On Friday, my teaching partner and I had this great plan. After some movement activities in the Music Room with one of my prep coverage teachers, we were going to come back to the classroom, have a quick Brain Break, and then I would do a short mini-lesson extending some learning from the morning. The children would then transition to playing, and hopefully, use some of the information from our mini-lesson as they made their play decisions for the afternoon. Sometimes the best laid plans do not work out as expected.
In the middle of my prep, my partner brought a student back to the classroom to go to the washroom, and said, “I think we need to reconsider what happens next. The children have been sitting for 30 minutes now listening to a story. They’re really struggling, and they need to move. What if we go outside to our outdoor classroom instead?” Listening to her feedback, we decided to change our plans. When the students returned from music, we would walk them right to the coatroom to get their coats, and then head outside.
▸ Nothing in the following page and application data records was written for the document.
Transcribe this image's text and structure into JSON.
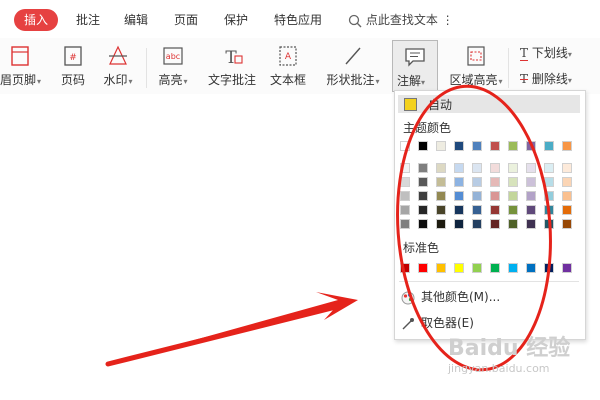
{
  "tabs": [
    {
      "label": "插入",
      "active": true
    },
    {
      "label": "批注",
      "active": false
    },
    {
      "label": "编辑",
      "active": false
    },
    {
      "label": "页面",
      "active": false
    },
    {
      "label": "保护",
      "active": false
    },
    {
      "label": "特色应用",
      "active": false
    }
  ],
  "search": {
    "label": "点此查找文本",
    "more": "⋮"
  },
  "ribbon": {
    "header_footer": "眉页脚",
    "page_number": "页码",
    "watermark": "水印",
    "highlight": "高亮",
    "text_comment": "文字批注",
    "text_box": "文本框",
    "shape_comment": "形状批注",
    "annotation": "注解",
    "area_highlight": "区域高亮",
    "underline": "下划线",
    "strikethrough": "删除线"
  },
  "dropdown": {
    "auto_label": "自动",
    "theme_label": "主题颜色",
    "standard_label": "标准色",
    "more_colors": "其他颜色(M)...",
    "eyedropper": "取色器(E)",
    "auto_color": "#f3d11d",
    "theme_colors": [
      [
        "#ffffff",
        "#000000",
        "#eeece1",
        "#1f497d",
        "#4f81bd",
        "#c0504d",
        "#9bbb59",
        "#8064a2",
        "#4bacc6",
        "#f79646"
      ],
      [
        "#f2f2f2",
        "#7f7f7f",
        "#ddd9c3",
        "#c6d9f0",
        "#dbe5f1",
        "#f2dcdb",
        "#ebf1dd",
        "#e5e0ec",
        "#dbeef3",
        "#fdeada"
      ],
      [
        "#d8d8d8",
        "#595959",
        "#c4bd97",
        "#8db3e2",
        "#b8cce4",
        "#e5b9b7",
        "#d7e3bc",
        "#ccc1d9",
        "#b7dde8",
        "#fbd5b5"
      ],
      [
        "#bfbfbf",
        "#3f3f3f",
        "#938953",
        "#548dd4",
        "#95b3d7",
        "#d99694",
        "#c3d69b",
        "#b2a2c7",
        "#92cddc",
        "#fac08f"
      ],
      [
        "#a5a5a5",
        "#262626",
        "#494429",
        "#17365d",
        "#366092",
        "#953734",
        "#76923c",
        "#5f497a",
        "#31859b",
        "#e36c09"
      ],
      [
        "#7f7f7f",
        "#0c0c0c",
        "#1d1b10",
        "#0f243e",
        "#244061",
        "#632423",
        "#4f6128",
        "#3f3151",
        "#205867",
        "#974806"
      ]
    ],
    "standard_colors": [
      "#c00000",
      "#ff0000",
      "#ffc000",
      "#ffff00",
      "#92d050",
      "#00b050",
      "#00b0f0",
      "#0070c0",
      "#002060",
      "#7030a0"
    ]
  },
  "watermark": {
    "brand": "Baidu 经验",
    "url": "jingyan.baidu.com"
  }
}
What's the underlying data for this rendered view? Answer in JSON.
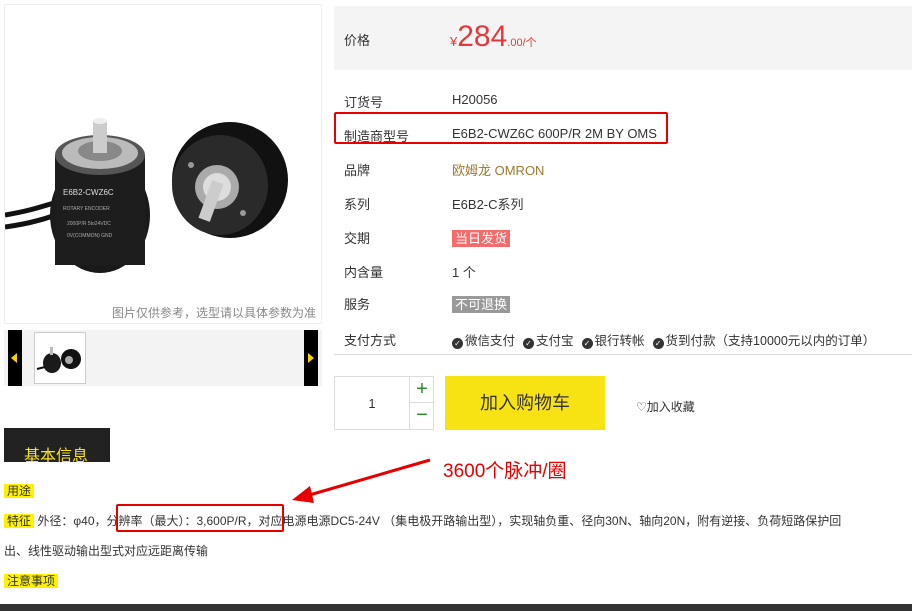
{
  "image": {
    "caption": "图片仅供参考，选型请以具体参数为准"
  },
  "price": {
    "label": "价格",
    "currency": "¥",
    "integer": "284",
    "decimal": ".00/个"
  },
  "attributes": [
    {
      "key": "订货号",
      "value": "H20056"
    },
    {
      "key": "制造商型号",
      "value": "E6B2-CWZ6C 600P/R 2M BY OMS"
    },
    {
      "key": "品牌",
      "value": "欧姆龙 OMRON"
    },
    {
      "key": "系列",
      "value": "E6B2-C系列"
    },
    {
      "key": "交期",
      "value": "当日发货"
    },
    {
      "key": "内含量",
      "value": "1 个"
    },
    {
      "key": "服务",
      "value": "不可退换"
    },
    {
      "key": "支付方式",
      "value": ""
    }
  ],
  "payment": {
    "items": [
      "微信支付",
      "支付宝",
      "银行转帐",
      "货到付款（支持10000元以内的订单）"
    ]
  },
  "cart": {
    "qty": "1",
    "plus": "+",
    "minus": "−",
    "add_label": "加入购物车",
    "fav_label": "♡加入收藏"
  },
  "basic_info": {
    "tab": "基本信息",
    "usage_label": "用途",
    "feature_label": "特征",
    "feature_pre": "外径：φ40，",
    "feature_highlight": "分辨率（最大）：3,600P/R，",
    "feature_post": "对应电源电源DC5-24V （集电极开路输出型），实现轴负重、径向30N、轴向20N，附有逆接、负荷短路保护回",
    "feature_line2": "出、线性驱动输出型式对应远距离传输",
    "notes_label": "注意事项"
  },
  "annotation": {
    "text": "3600个脉冲/圈",
    "color": "#e60000"
  },
  "colors": {
    "price": "#e4393c",
    "cart_button": "#f7e214",
    "highlight": "#fff100",
    "brand": "#9c7a2e"
  }
}
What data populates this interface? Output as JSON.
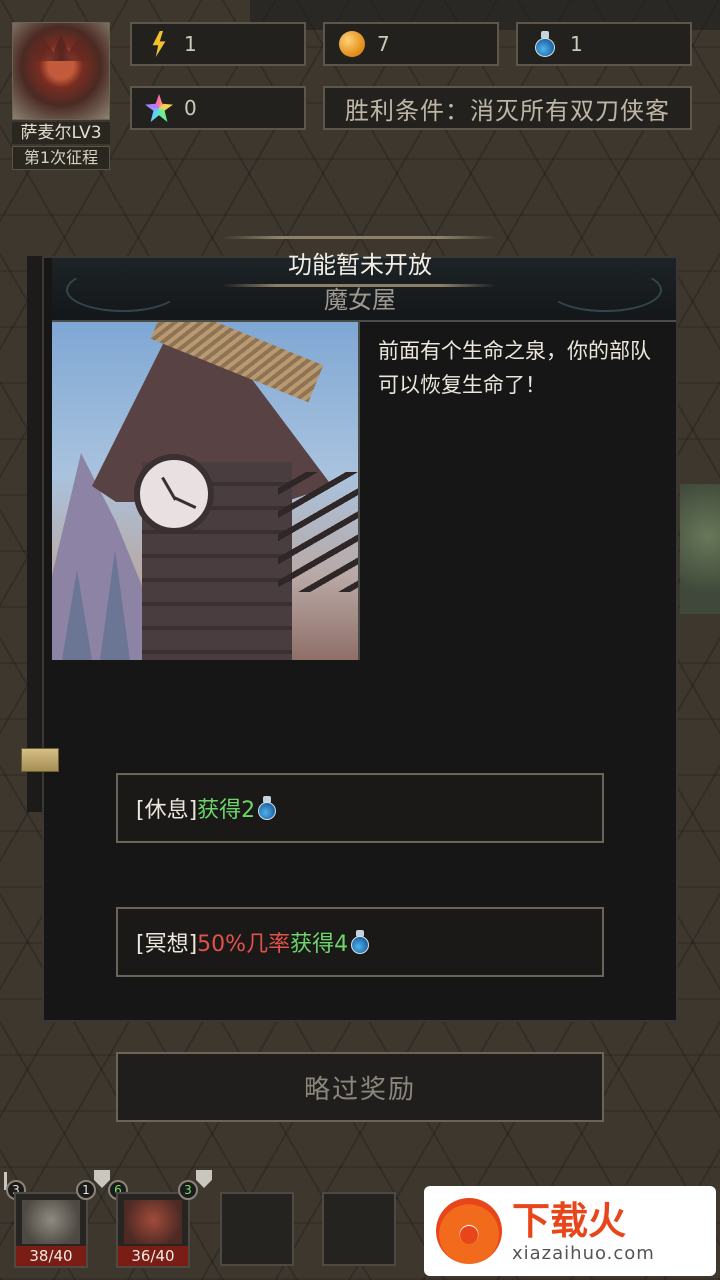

This is exactly what we did!
It was very interesting to watch the students outside.
- Some children started digging in the mud and creating their own make believe Wombat Stew: in follow-up to a favourite book that we’ve read together in class.
- Some children set-up an obstacle course using pieces of wood and tree stumps, and took turns going through the course.
- Some children engaged in dramatic play using a dollhouse and some dollhouse figures.
- Some children went digging for worms, found some, and then tried to create different worm habitats.
- Some children drew and wrote on the chalkboard, and even connected this drawing and writing to some of their dramatic play.
- Some children created their own basketball game with three balls and a bucket for a hoop.
- And some children played a very intense game of tag, where they ran around the back play area at least 40 times.
While the play was very diverse, and at times quite loud, it also met each child’s needs. This outdoor time was a necessity, and watching the students run, talk, and scream at times, made me realize that there was no way our initial plan would have worked.
When my teaching partner returned from her lunch and I went out for duty, she transitioned the children inside, did a short, but she said, “highly productive” Brain Break, and then read the students a children’s story about Vincent Van Gogh. The students were ready to listen at this time, and eager participated in a follow-up discussion connected to an artist that we had already started to explore together. I walked back into the classroom after my 40 minute duty, and I couldn’t believe how calm it felt in there.
It was a Friday afternoon, and all of the children were engaged in play and building on the learning from the morning. Students took the ideas from Van Gogh’s book, and even started to discuss their own works of art and title them, just as Van Gogh used to do. This was some of our best playing so far this year, and both the process and products were amazing. Why? Because we listened to the students, responded to their needs, changed our plans, and provided our mini-lesson when children were truly ready to learn.
Thinking back now, I realize the number of times that I would have stuck with my initial plan and probably struggled throughout the process. The students would have been disengaged. They likely would have been loud and disruptive. The afternoon play would have been problematic. And I would have felt frustrated: likely only exacerbating the problems with my own dysregulation.
We’re educators, and we’re used to planning. We like to feel organized, and both routines and organization are good for kids. But when children are telling us what they need — and their needs vary from our initial plans — do we listen to them? If we don’t, what impact might this have on all of us? How do we become more comfortable in shifting our plans? As hard as it may be, maybe if we truly want a calm environment, sometimes we have to “let things go,” and follow the lead of the child … wherever that lead may take us.